→ About this exercise
Which lines of the data contain the string "すべてのフォルダー"? Copy every one.

→ Data in this exercise
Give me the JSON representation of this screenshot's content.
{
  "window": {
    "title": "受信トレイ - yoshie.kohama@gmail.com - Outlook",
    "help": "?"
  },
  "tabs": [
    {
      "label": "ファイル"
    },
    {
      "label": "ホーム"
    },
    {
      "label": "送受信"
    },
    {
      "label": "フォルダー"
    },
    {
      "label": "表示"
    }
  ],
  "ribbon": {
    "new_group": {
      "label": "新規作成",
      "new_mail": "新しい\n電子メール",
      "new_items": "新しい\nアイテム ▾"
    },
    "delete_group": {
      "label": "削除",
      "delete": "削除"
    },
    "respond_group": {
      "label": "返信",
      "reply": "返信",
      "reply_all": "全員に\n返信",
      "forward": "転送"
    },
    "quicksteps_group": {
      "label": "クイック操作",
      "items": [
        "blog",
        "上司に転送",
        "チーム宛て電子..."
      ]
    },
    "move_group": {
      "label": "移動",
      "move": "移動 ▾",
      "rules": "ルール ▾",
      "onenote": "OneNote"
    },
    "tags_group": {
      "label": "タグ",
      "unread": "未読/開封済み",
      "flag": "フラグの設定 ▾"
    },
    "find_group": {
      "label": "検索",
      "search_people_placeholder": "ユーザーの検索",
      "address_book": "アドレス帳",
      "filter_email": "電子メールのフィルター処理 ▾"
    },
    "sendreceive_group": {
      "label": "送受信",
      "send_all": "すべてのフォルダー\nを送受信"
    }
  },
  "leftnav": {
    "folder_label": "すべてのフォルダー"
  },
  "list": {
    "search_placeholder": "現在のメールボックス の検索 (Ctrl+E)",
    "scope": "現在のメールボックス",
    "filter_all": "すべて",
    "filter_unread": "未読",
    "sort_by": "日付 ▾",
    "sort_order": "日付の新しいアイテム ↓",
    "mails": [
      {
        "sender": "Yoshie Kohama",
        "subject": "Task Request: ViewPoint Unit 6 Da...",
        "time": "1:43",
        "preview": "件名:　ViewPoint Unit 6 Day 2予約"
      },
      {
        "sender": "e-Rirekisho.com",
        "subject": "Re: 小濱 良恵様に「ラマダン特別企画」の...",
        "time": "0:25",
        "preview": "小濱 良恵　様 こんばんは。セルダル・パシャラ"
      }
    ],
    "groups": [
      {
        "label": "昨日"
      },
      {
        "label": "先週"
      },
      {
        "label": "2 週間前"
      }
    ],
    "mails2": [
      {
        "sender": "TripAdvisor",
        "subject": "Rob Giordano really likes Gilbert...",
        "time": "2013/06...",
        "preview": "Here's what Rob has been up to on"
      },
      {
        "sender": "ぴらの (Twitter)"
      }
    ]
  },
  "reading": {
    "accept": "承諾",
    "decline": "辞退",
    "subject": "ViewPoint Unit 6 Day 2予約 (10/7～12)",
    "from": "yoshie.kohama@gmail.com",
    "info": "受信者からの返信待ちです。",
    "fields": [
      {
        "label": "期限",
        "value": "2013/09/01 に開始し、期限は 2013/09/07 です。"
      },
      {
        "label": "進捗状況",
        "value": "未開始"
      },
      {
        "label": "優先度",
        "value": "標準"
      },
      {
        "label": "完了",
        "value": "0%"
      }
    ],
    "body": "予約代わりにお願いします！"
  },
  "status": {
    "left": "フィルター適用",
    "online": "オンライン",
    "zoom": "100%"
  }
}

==

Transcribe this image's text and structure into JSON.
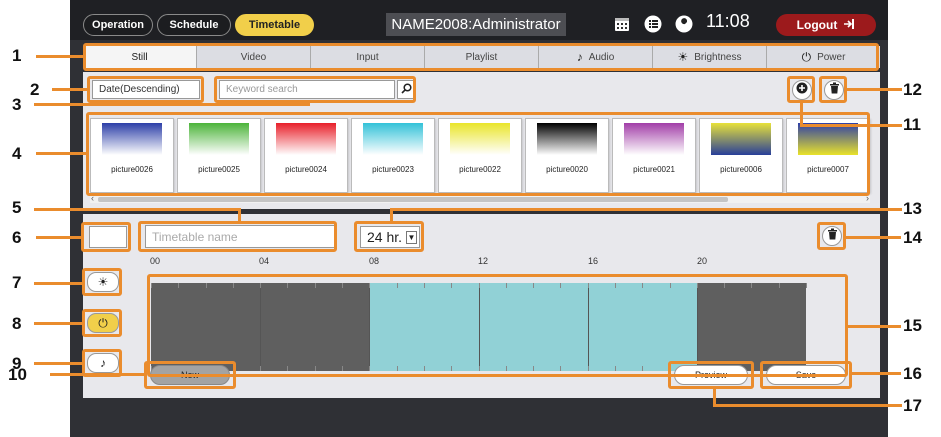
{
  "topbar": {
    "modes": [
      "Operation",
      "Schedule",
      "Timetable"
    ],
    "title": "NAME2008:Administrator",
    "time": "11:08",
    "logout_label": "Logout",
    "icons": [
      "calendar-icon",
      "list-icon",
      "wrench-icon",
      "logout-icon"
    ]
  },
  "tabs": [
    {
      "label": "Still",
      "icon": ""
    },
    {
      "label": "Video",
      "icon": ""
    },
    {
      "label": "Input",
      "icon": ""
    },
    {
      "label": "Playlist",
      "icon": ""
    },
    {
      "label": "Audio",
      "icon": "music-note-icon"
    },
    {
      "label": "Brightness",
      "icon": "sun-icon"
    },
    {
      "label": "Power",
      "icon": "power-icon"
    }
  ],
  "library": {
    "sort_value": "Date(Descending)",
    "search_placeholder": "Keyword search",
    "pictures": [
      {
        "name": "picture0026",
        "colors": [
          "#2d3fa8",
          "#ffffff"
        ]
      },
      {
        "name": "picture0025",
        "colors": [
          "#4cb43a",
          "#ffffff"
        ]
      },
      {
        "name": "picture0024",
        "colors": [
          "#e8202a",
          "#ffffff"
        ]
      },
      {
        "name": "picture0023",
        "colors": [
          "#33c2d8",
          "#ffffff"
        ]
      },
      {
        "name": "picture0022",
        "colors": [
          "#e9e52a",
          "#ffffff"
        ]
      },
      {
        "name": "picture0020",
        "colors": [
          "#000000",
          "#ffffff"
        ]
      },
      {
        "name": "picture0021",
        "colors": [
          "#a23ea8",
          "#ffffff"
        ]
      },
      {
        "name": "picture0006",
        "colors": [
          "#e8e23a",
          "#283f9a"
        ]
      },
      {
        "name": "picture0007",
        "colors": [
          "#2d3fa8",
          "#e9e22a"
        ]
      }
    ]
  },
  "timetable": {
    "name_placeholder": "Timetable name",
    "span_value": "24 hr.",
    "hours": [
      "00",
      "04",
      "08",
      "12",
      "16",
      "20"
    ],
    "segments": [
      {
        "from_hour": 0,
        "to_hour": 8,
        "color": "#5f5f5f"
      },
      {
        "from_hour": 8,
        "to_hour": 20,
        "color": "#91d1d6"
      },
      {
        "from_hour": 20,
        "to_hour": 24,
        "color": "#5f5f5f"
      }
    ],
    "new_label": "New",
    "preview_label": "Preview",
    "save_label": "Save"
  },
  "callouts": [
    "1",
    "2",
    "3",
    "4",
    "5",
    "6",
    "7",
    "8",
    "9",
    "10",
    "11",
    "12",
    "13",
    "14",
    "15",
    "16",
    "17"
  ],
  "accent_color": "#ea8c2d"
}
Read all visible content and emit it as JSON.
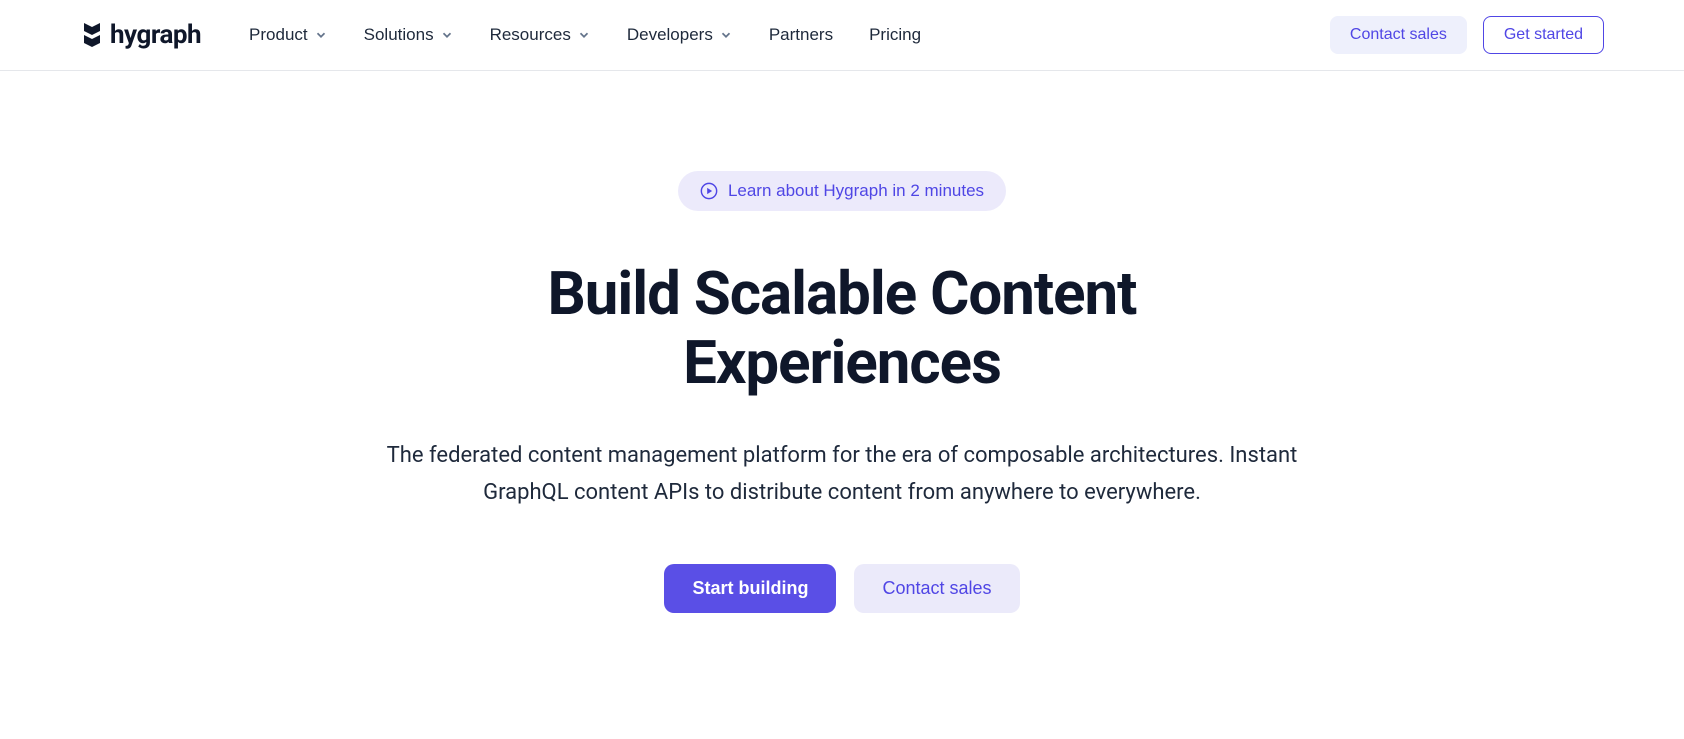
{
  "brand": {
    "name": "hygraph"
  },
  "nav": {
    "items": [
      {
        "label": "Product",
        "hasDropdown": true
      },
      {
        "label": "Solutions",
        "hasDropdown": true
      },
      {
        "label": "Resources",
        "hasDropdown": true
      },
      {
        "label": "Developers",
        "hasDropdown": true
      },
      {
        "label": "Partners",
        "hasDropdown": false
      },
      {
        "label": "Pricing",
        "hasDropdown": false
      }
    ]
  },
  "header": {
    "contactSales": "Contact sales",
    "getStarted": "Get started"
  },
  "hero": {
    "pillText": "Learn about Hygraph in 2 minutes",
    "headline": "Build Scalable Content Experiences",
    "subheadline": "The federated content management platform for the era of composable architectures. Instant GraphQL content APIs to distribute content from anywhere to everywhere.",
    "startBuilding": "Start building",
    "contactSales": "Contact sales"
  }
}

→ Answer space
      "send_all": "すべてのフォルダー\nを送受信"
    "folder_label": "すべてのフォルダー"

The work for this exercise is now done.